Sure enough, that’s all I’m really going to say. Just, wow. I’ve seen that moment several times now, but it never fails to strike me with wonder, not to mention giddy excitement more befitting of a five year-old. Those fifteen minutes rank among my favourite Who moments, if not my favourite moments in television. And yet, astonishingly, the best is yet to come…

2 comments:

Dan said...

Agreed. I didn't like Utopia overall, but the last 15 minutes are superb. The best moments of DW yet (even outdoing anything in Human Nature and Blink, imo). It's a shame the 35 minutes before the Master arrives are so plodding and mundane!

Derek Jacobi is magnificent. I actually wish he'd remained as The Master in some ways. Simm is wonderful here, but unfortunately he's ultimately a slight let-down in the next 2 episodes.

I'm glad you're excited for the last 2 episodes, although only Drums works on any level. I think the final episode in particular is one of DW's biggest disappointments, with a few nice ideas/scenes sprinkled about. But that's just my opinion. They're certainly not BAD episodes, but the promise of Utopia isn't capitalized on.
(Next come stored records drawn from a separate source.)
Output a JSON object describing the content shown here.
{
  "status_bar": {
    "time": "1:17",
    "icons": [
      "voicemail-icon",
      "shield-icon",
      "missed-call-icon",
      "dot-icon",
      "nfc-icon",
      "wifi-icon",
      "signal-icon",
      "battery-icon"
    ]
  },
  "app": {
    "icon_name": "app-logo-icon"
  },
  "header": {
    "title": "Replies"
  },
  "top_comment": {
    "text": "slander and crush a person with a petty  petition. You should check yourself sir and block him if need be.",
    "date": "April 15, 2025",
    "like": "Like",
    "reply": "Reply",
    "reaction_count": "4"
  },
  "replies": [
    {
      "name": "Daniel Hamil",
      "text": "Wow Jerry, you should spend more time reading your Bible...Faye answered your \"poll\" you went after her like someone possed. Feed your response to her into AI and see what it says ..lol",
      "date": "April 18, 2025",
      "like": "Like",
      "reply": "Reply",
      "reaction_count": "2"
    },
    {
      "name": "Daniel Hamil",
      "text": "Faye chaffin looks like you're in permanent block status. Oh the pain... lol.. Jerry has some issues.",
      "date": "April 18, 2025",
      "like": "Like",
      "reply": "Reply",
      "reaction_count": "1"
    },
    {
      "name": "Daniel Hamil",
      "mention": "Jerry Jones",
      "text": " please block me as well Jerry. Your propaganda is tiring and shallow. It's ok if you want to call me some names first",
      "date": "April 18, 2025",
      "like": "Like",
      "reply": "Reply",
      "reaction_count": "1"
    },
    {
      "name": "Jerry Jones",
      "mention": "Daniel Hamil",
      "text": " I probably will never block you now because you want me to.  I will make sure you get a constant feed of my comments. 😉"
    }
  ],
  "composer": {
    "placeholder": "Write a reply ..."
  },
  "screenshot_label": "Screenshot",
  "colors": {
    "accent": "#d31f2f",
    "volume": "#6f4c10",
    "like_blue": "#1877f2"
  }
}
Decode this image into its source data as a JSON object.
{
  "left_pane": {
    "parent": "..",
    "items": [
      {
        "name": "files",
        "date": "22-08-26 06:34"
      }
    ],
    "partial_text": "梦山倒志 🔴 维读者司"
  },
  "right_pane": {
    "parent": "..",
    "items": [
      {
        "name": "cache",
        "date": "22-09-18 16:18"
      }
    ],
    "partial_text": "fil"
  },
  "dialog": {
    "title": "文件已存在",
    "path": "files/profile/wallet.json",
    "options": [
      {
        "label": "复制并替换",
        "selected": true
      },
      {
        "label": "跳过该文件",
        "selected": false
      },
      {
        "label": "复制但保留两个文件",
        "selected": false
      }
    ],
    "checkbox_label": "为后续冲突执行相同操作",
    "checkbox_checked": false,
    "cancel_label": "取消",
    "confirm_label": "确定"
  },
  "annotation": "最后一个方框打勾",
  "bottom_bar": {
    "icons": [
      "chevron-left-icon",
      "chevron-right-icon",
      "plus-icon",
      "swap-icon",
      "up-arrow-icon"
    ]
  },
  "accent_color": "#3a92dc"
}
Jon Delfin said...

There was no title/writer card in the opening credits. Production glitch, I presume?